I smile when I look back now and realise how naïve I was. It was my first major trip overseas and I arrived in Indira Gandhi International Airport, New Delhi at 9pm. I’d planned my three month itinerary for India well but I knew nothing about this city. I suddenly felt lost and out of my depth. Where was I going and how would I get there?
The simple answer was to take a taxi to a hotel but I was on a budget. I didn’t want to get ripped off by an unscrupulous taxi driver charging me an inflated fare to take me to overpriced hotel owned by his uncle. And it quickly occurred to me that although I knew the conversion rate currency, I didn’t really know what a rupee would buy me. As I sought a tourist information desk I was stopped by a ‘government’ employee who offered his assistance arranging transport and accommodation.
And so began a steep learning curve of hearing stories about it being ‘festival time’ in India. Accommodation was tight and the transport was fully booked. The only real option he told me was to stay in a hotel three times more expensive than I wanted and travel around by private car and driver. With the benefit of hindsight, I can see that I was being caught in a web of deceit. Inexperience was part of the problem but I made one critical error: I didn’t have a guidebook.
If I had that time over again things would be very different. I’d have read the guidebook on the plane and have been fully prepared for my destination. Arriving in the airport I would have known my ideal transport and accommodation options and more importantly, how much I should pay for them. The following day I would have begun my sightseeing instead of trying to find a cheaper hotel and having a guided tour organised for me. In short, I would have saved time, energy and money.

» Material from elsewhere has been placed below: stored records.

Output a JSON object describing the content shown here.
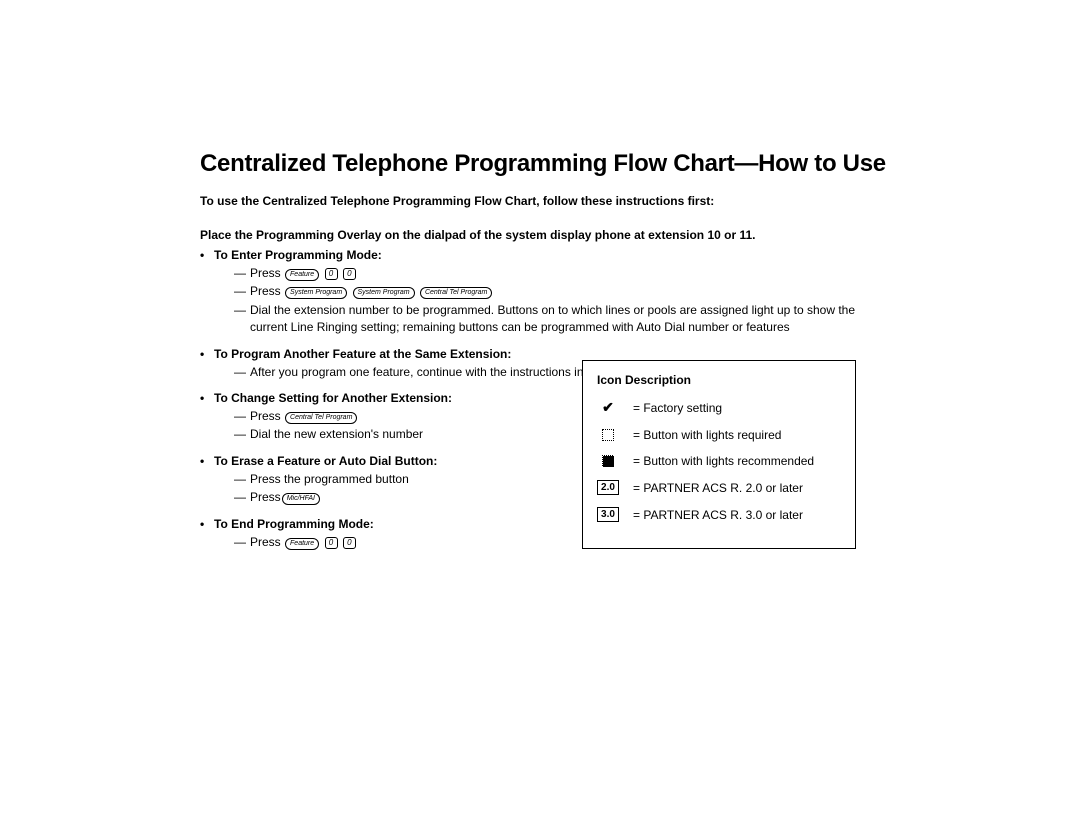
{
  "title": "Centralized Telephone Programming Flow Chart—How to Use",
  "intro": "To use the Centralized Telephone Programming Flow Chart, follow these instructions first:",
  "overlay": "Place the Programming Overlay on the dialpad of the system display phone at extension 10 or 11.",
  "sections": {
    "enter": {
      "heading": "To Enter Programming Mode:",
      "press_word": "Press",
      "keys1": {
        "feature": "Feature",
        "d1": "0",
        "d2": "0"
      },
      "keys2": {
        "sp1": "System Program",
        "sp2": "System Program",
        "ctp": "Central Tel Program"
      },
      "dial": "Dial the extension number to be programmed. Buttons on to which lines or pools are assigned light up to show the current Line Ringing setting; remaining buttons can be programmed with Auto Dial number or features"
    },
    "another_feature": {
      "heading": "To Program Another Feature at the Same Extension:",
      "line": "After you program one feature, continue with the instructions in the box for the next feature"
    },
    "change_ext": {
      "heading": "To Change Setting for Another Extension:",
      "press_word": "Press",
      "ctp": "Central Tel Program",
      "dial": "Dial the new extension's number"
    },
    "erase": {
      "heading": "To Erase a Feature or Auto Dial Button:",
      "press_btn": "Press the programmed button",
      "press_word": "Press",
      "mic": "Mic/HFAI"
    },
    "end": {
      "heading": "To End Programming Mode:",
      "press_word": "Press",
      "feature": "Feature",
      "d1": "0",
      "d2": "0"
    }
  },
  "iconbox": {
    "title": "Icon Description",
    "rows": {
      "factory": "= Factory setting",
      "lights_req": "= Button with lights required",
      "lights_rec": "= Button with lights recommended",
      "v20_label": "2.0",
      "v20_text": "= PARTNER ACS R. 2.0 or later",
      "v30_label": "3.0",
      "v30_text": "= PARTNER ACS R. 3.0 or later"
    }
  }
}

The lesson learned from all this was simple but very important. For every trip since I have used a guidebook both in my planning and everyday life on the road. I don’t necessarily agree with and use all their recommendations, but it is still a valuable tool. Apart from the obvious logistics, guidebooks also contain interesting historical and cultural information. The ease, convenience and time saved in not having to actively seek that out all helps to create a better travel experience.
There are a few travellers who question the need for a guidebook and argue that they have a more ‘authentic’ experience without one. I don’t know exactly what they mean by ‘authentic’. Do they mean travelling like the pioneering hippies of the 1960’s? If that’s what they prefer then I hope they are happy. Personally though, I’m happy following in the footsteps of others if it makes my life easier. Every traveller is different and there’s no right or wrong but personally I’d never leave home without my guidebook.